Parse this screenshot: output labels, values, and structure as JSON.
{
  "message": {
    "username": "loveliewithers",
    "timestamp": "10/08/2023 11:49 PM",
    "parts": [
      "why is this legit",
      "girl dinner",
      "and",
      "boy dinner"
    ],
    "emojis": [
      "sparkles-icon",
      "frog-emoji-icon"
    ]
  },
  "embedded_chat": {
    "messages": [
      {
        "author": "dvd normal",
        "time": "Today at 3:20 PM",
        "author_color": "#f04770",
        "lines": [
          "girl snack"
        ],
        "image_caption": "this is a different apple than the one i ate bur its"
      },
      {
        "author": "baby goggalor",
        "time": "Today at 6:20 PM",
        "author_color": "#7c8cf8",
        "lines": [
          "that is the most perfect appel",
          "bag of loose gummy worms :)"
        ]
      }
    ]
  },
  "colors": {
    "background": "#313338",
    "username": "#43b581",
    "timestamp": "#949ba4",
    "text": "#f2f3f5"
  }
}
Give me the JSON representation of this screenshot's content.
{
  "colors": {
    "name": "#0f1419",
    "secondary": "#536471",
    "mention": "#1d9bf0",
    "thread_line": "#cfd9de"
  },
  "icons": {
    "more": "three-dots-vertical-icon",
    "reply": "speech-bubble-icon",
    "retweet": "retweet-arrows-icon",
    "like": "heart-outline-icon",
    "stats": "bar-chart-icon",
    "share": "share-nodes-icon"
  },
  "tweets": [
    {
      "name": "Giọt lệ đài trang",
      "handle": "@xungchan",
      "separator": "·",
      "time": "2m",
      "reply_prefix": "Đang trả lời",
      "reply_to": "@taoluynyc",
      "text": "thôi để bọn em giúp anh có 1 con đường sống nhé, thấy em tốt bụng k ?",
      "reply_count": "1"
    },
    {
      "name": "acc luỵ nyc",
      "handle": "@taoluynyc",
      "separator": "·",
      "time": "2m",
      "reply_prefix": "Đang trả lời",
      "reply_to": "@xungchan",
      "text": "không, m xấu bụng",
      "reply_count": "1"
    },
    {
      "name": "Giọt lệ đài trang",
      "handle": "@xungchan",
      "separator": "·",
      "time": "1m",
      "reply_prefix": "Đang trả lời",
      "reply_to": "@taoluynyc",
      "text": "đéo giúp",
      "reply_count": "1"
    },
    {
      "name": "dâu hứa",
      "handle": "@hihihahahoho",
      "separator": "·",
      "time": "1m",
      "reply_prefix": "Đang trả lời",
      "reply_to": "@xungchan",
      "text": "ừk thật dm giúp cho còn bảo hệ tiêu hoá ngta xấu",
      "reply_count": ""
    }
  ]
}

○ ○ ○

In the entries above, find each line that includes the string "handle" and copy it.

      "handle": "@xungchan",
      "handle": "@taoluynyc",
      "handle": "@xungchan",
      "handle": "@hihihahahoho",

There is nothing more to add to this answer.